"It was really the introduction of DevOps to our teams," says Hanson. "There was pushback at first from both development and operations teams over learning new processes. But this resistance is to be expected with such a drastic culture change, at least in a company that operated the way Gannett did for so long."

The IT teams started small, working first with the mobile API group, copying and pasting example code into Chef "cookbooks." Initial successful projects led to more teams using Chef and AWS for additional features and functionality, such as content management.

"We got real buy-in when people understood that Chef was code, the same as any other application. Before that, they thought it was just scripts to get into the environment," says Hanson. "As people became more experienced, they moved beyond copy and paste and started to consider what changes they could make to actually benefit their applications. Growing expertise and confidence led the teams to consider how to improve the process as a whole. There were a lot of different developers or different teams making advances with Chef that caught on and got picked up by other teams. It really started to spread like wildfire after grassroots efforts began to pay off."

The DevOps approach began filtering through different Gannett teams. For example, Bursch began including members of the QA team with developers to incorporate requirements into code at the outset instead of making modifications after applications were completed. Security teams learned to frame their needs in terms of Serverspec requirements. People from operations and architecture joined development teams to help design environments that supported the applications and to write cookbooks that would provision those environments.

Using Chef for automating application delivery on AWS enabled Gannett to create a consistent development and deployment workflow that automates the creation of infrastructure and application stacks while meeting the needs of finance and security.  By early 2016, about 40 percent of Gannett’s IT teams were accessing the AWS cloud, with the company moving toward 100 percent adoption.

gannett-arch-diagram-2

Using Chef, Gannett was able to link and streamline the efforts of developers working in the AWS cloud with deployment functions in the company’s physical data centers.

The benefits are already impressive. Different teams are working more closely together, there is greater visibility for tracking and auditing changes throughout the environment and, most importantly, applications share a common deployment methodology that can be customized to expedite application delivery.

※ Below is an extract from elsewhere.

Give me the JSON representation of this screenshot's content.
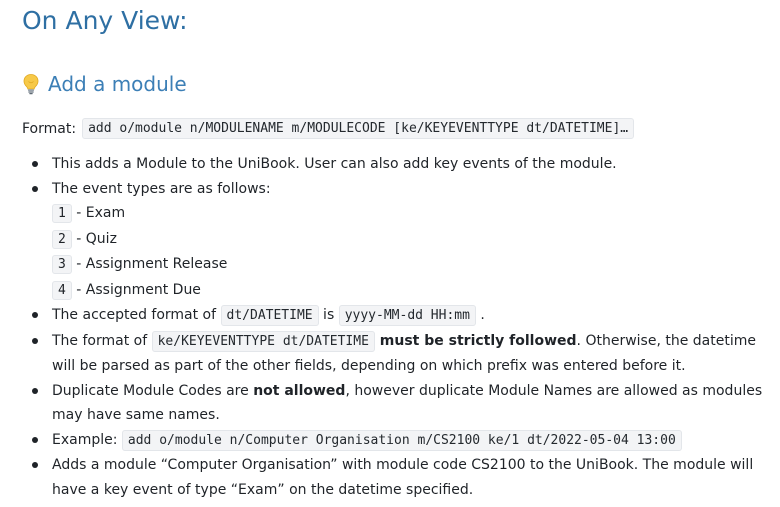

"We’ve been able to reduce application deployment times from weeks using our former on-premises infrastructure to just minutes using AWS and Chef,"says Bursch. "Instead of a single desktop application deployment in a week, like we experienced in the past, we’re now deploying an average of 25 per week. That means more timely services for our customers by using the latest digital technologies to build and retain readership."

chef

Chef, an Advanced Technology Partner in the AWS Partner Network (APN), provides DevOps automation tools. For more information about how Chef can help your company build, deploy, and manage your infrastructure, see the Chef listing in the AWS Partner Directory

Learn more about running digital media on AWS.